“Indian culture is absolutely beautiful, whether through it’s clothes, food or color,” she said. “I have been blessed with parents who always strongly encouraged me to remain in contact with my roots, putting me in Hindu Sunday school and Indian dance classes.”
During her sophomore year, Iyyani competed and won the Volunteers for International Student Affairs Pageant. She competed against other representatives from different organizations in VISA. She was able to learn about other cultures, while simultaneously showcasing her own.
“It meant so much to me that a ton of my non-Indian friends came out to support me,” she said. “Those friends taking an interest in my culture still makes me emotional. Also, just competing in a pageant is not something I thought I would ever do. I felt like an Indian princess!”

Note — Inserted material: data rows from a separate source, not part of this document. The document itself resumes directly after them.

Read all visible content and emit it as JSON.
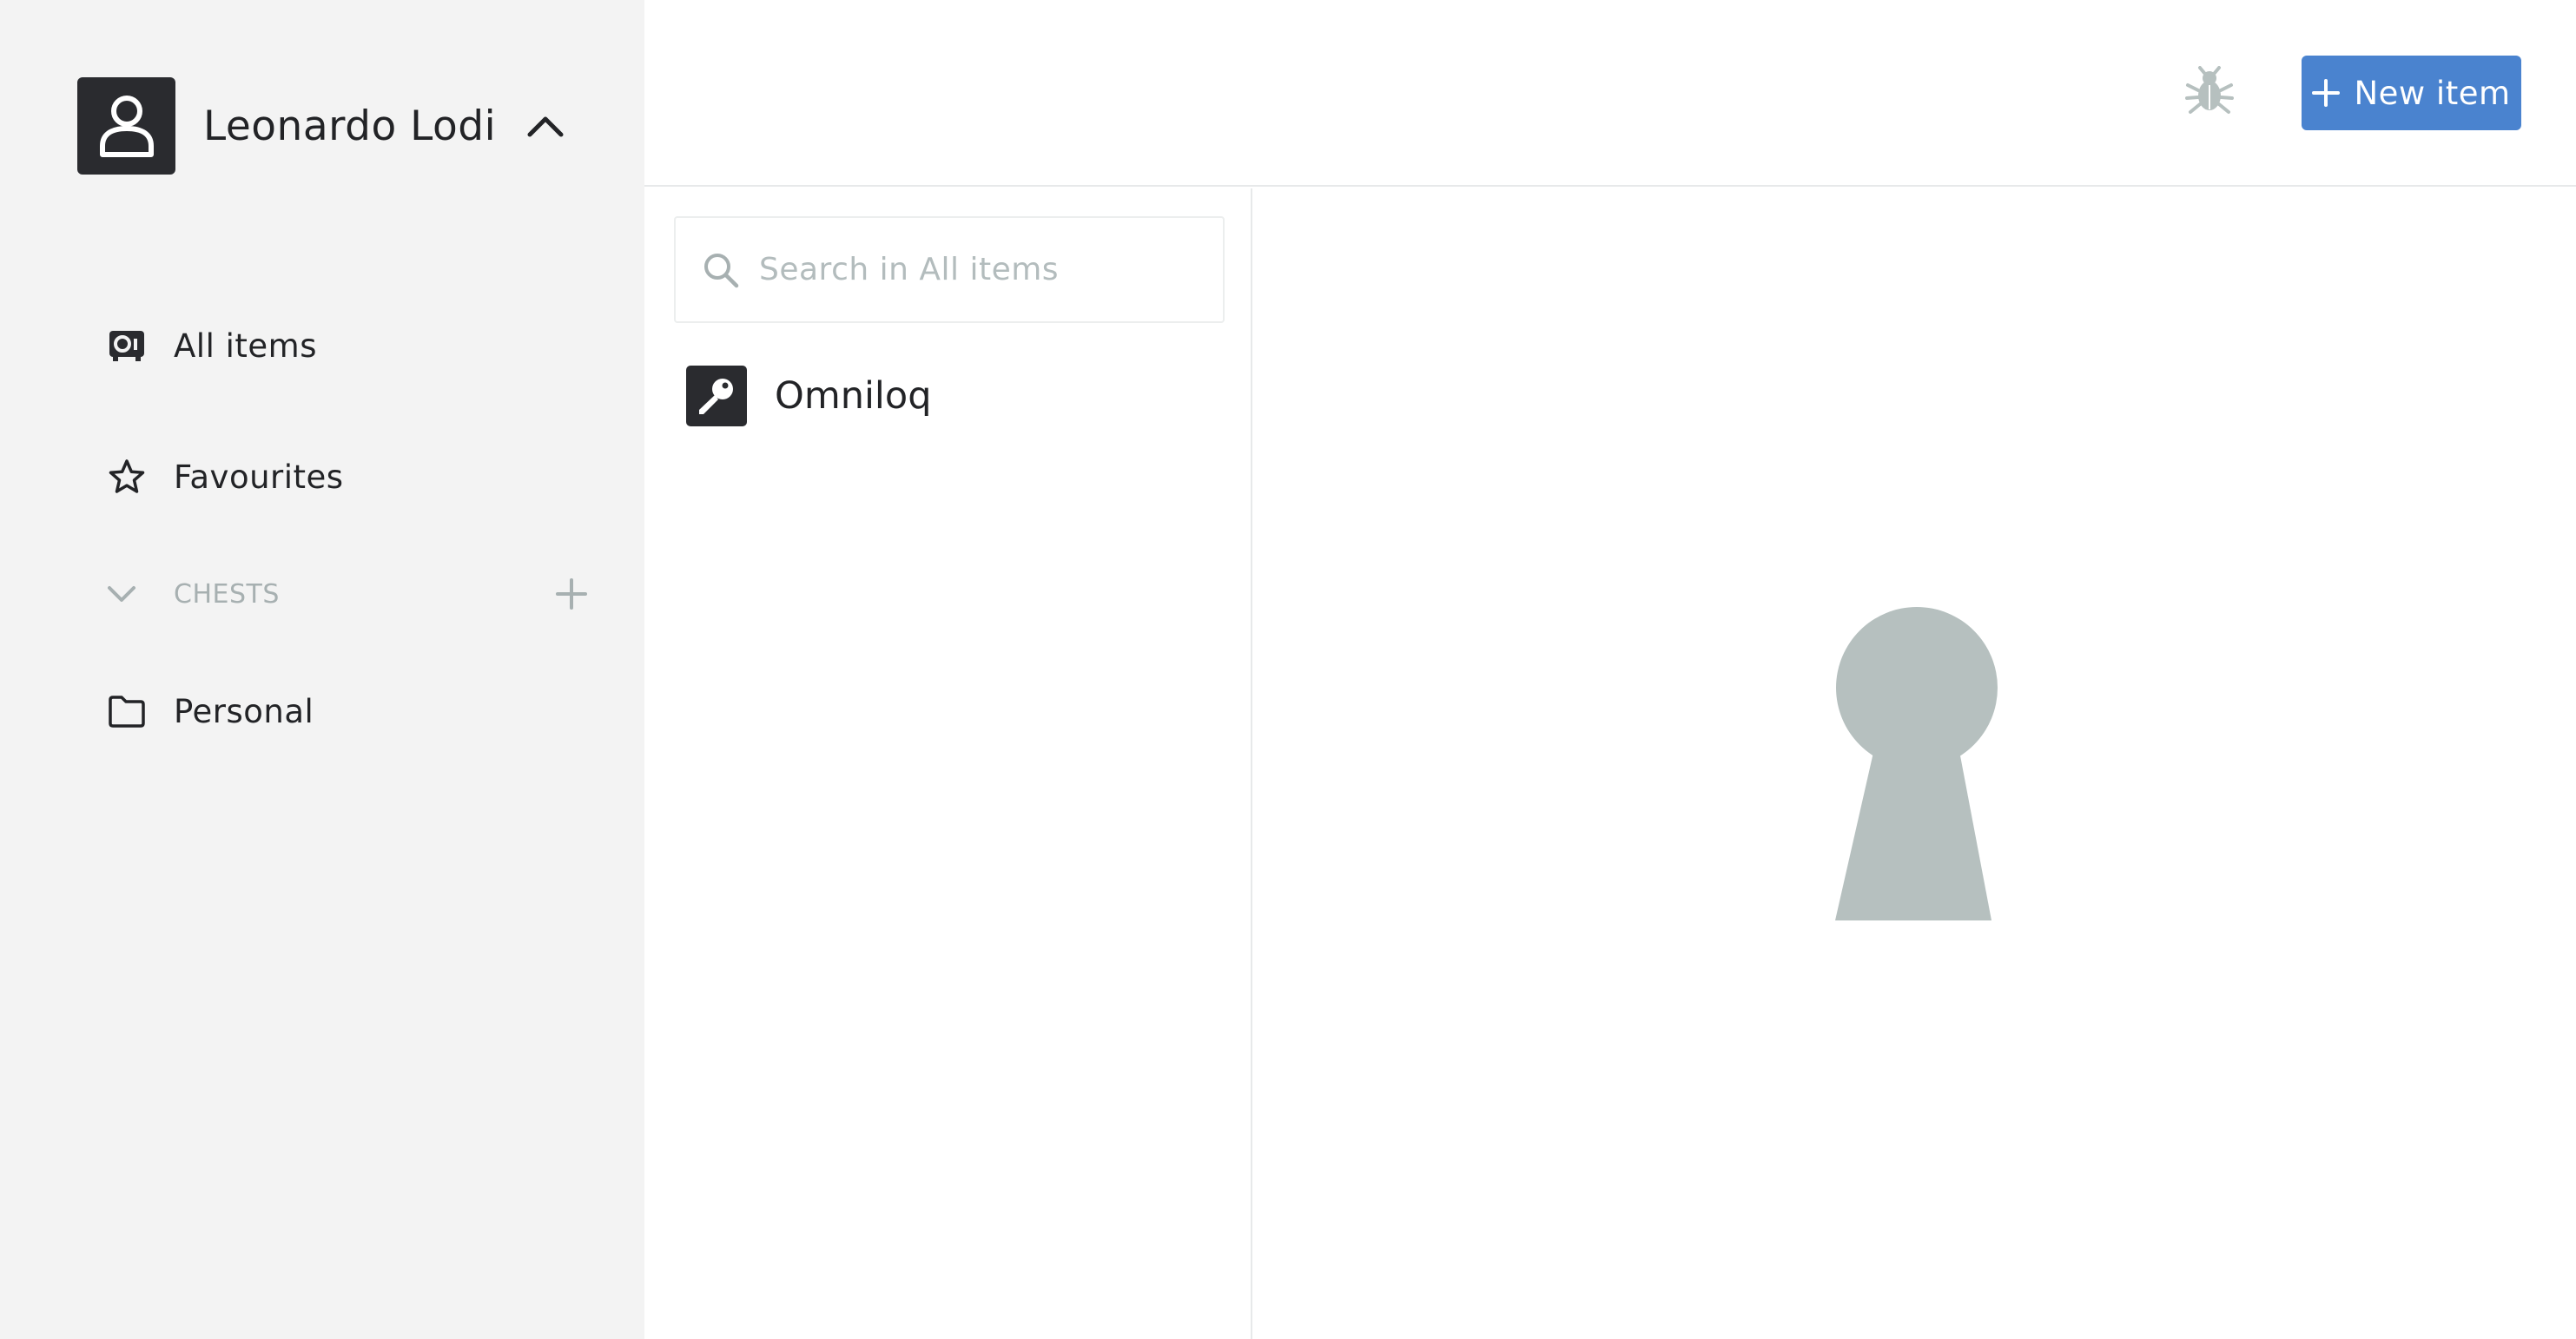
{
  "user": {
    "name": "Leonardo Lodi",
    "avatar_icon": "user-icon",
    "toggle_icon": "chevron-up-icon"
  },
  "sidebar": {
    "items": [
      {
        "label": "All items",
        "icon": "vault-icon"
      },
      {
        "label": "Favourites",
        "icon": "star-icon"
      }
    ],
    "chests_section": {
      "title": "CHESTS",
      "collapse_icon": "chevron-down-icon",
      "add_icon": "plus-icon",
      "items": [
        {
          "label": "Personal",
          "icon": "folder-icon"
        }
      ]
    }
  },
  "toolbar": {
    "bug_icon": "bug-icon",
    "new_item_label": "New item"
  },
  "search": {
    "placeholder": "Search in All items",
    "value": ""
  },
  "items_list": [
    {
      "name": "Omniloq",
      "icon": "key-icon"
    }
  ],
  "detail": {
    "empty_state_icon": "keyhole-icon"
  },
  "colors": {
    "sidebar_bg": "#f3f3f3",
    "accent": "#4a83cf",
    "icon_dark": "#2a2b2f",
    "muted": "#a7b0b1",
    "keyhole": "#b6c0bf"
  }
}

However, growing up as part of a minority has had it’s challenges in Iyyani’s life. While she has been able to share her love for her culture with others, she has faced a lot of strife.
“I’ve been fairly lucky in my experiences to not have dealt with as much hate as others have had to go through. Yet, have I been called a terrorist? Have I been told I’m going to hell? Have I been compared to a murderer because of my religious beliefs? Yes, yes, and yes,” she said. “I tell you these problems, not because I want your sympathy, but because I want your action for change.”
Iyyani finds being from a multicultural background at a school like UF a touchy subject.
“I love the University of Florida with all of my heart and it has given me so much,” she said. “But this University is kind-of like that one relative who says a lot of problematic things, but you love them anyway because they are family.”
She feels as though UF, like the U.S., is predominantly white. Although she does acknowledge that the university has many opportunities and resources for minority students, she feels as though there is a lot of progress left to make.
“It is so hard for me to look at the top leaders on this campus and see no one who looks like me,” she said. “Who is supposed to be my role model?”
“I’m sick of being defined within the context of a white person, as if they are the standard. I am not a nonwhite. I am an Indian-American and I am damn proud of that identity,” she said.
Gatorship is the most culturally enriching experience she has had at UF. It’s a leadership program that serves as a thought-provoking retreat for selected students to discuss their experience with issues such as race, gender, religion, sexuality and socioeconomic status.
“I think a lot of times at UF we mistake diversity to be about tolerating or simply being open-minded towards people,” she said. “Gatorship taught me that it is so much more important to accept and understand individuals. Gatorship changed the way I viewed the world, the way I understood myself, and it truly changed my entire life.”
In the future, Iyyani aspires to attend law school. She is not exactly sure what she wants to do, but she does know that she wants to work within the realm of social justice in order to fight for a world with little prejudice.
Despite the challenges Iyyani has faced, she is thankful for the way both of her cultures have influenced her life.
“My Indian culture really shaped me into the type of person who has a lot of respect for elders and authorities, a quality I think is important,” she said. “It has also shaped me into the type of person who is very accepting of others beliefs. I’m also thankful for the American in me: liberal, independent and strong.”
Picked up by The Independent Florida Alligator, which can be found here.